Do you live close to the East Coast? The beaches of Florida make for a great escape. And the best part might just be unlocking the Keys.
Cruise down historic I-95, turning left anytime to access miles of shoreline. If you want to beeline to the southernmost point in the continental United States, put Miami in the rearview mirror and hit Highway 1.
The Overseas Highway snakes for 113 miles until it dead-ends at Key West's Roosevelt Boulevard. Along the way, you'll leapfrog your way from key to key over more than three dozen bridges. At the end of the road, you'll be closer to Havana than you are to Miami.
But there's one drawback to Florida adventure: the rainstorms.
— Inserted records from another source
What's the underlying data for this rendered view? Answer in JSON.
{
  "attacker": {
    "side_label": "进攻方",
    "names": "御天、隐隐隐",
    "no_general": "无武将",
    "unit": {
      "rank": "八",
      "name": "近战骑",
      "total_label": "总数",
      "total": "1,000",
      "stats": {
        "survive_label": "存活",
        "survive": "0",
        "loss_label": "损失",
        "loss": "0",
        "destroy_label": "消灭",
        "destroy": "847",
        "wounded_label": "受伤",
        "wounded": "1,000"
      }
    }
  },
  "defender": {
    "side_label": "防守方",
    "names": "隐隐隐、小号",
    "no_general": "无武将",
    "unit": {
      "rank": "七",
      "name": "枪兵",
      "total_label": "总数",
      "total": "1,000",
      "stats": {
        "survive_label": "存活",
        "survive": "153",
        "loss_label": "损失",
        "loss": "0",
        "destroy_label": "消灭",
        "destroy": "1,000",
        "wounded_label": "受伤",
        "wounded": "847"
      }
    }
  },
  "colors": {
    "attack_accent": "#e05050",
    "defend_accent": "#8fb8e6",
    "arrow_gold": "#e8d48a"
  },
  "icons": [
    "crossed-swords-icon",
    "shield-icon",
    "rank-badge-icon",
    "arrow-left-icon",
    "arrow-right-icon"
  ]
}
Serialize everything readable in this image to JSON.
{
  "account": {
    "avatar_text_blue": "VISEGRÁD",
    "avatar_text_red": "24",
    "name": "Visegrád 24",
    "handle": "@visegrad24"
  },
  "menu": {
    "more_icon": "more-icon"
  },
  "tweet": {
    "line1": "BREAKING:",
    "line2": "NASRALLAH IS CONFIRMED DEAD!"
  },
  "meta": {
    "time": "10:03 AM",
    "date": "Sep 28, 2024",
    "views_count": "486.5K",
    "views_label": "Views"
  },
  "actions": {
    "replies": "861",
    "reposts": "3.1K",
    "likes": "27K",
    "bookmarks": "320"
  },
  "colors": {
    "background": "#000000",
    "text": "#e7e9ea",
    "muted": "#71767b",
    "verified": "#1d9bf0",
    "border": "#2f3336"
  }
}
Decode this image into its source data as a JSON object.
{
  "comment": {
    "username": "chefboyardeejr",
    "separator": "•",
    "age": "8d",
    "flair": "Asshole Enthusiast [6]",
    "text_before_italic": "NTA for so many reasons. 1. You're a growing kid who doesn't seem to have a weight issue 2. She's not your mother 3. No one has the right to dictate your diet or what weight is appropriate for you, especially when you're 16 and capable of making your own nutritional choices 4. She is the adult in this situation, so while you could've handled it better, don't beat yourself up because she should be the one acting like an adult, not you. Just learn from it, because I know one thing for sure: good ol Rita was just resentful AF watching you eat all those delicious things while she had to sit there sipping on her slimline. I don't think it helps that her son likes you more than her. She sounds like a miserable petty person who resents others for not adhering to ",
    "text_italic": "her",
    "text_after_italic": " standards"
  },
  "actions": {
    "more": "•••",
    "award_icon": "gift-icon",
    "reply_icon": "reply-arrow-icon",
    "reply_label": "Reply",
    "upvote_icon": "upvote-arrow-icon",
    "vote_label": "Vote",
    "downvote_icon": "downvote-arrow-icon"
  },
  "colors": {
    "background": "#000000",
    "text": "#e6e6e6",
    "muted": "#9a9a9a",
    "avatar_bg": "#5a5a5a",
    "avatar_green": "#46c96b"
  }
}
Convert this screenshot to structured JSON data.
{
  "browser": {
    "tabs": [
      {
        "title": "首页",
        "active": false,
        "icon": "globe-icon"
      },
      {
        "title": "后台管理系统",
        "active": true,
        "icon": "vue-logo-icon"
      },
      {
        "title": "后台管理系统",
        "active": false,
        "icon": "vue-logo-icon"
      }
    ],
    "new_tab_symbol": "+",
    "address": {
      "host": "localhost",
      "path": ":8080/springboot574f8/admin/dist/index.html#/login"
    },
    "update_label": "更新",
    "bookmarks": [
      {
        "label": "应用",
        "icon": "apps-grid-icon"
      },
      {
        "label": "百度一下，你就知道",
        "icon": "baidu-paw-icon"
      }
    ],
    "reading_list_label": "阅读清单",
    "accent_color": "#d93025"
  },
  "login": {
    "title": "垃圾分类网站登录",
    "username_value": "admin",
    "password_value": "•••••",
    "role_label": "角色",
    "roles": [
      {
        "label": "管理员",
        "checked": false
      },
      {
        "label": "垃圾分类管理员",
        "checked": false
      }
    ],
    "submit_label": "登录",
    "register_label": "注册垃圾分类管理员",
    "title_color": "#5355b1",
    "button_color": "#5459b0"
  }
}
Some residents swear you can set your watch by them, but if you aren't used to the state's tropical deluges, they can dampen your vacation plans -- literally. That means hydroplaning is an ever-present risk, so you'll need tires that can carve their way through puddly highways.
The first step: making sure your tires have adequate tread depth. The deeper a tire's tread is, the more easily it will grip the road and provide predictable performance. Once tires are down to 4/32 of an inch, they're prone to begin hydroplaning at lower speeds.
The Sunshine State isn’t always sunny, but even a rainy journey can be fun if you’re riding the right tires.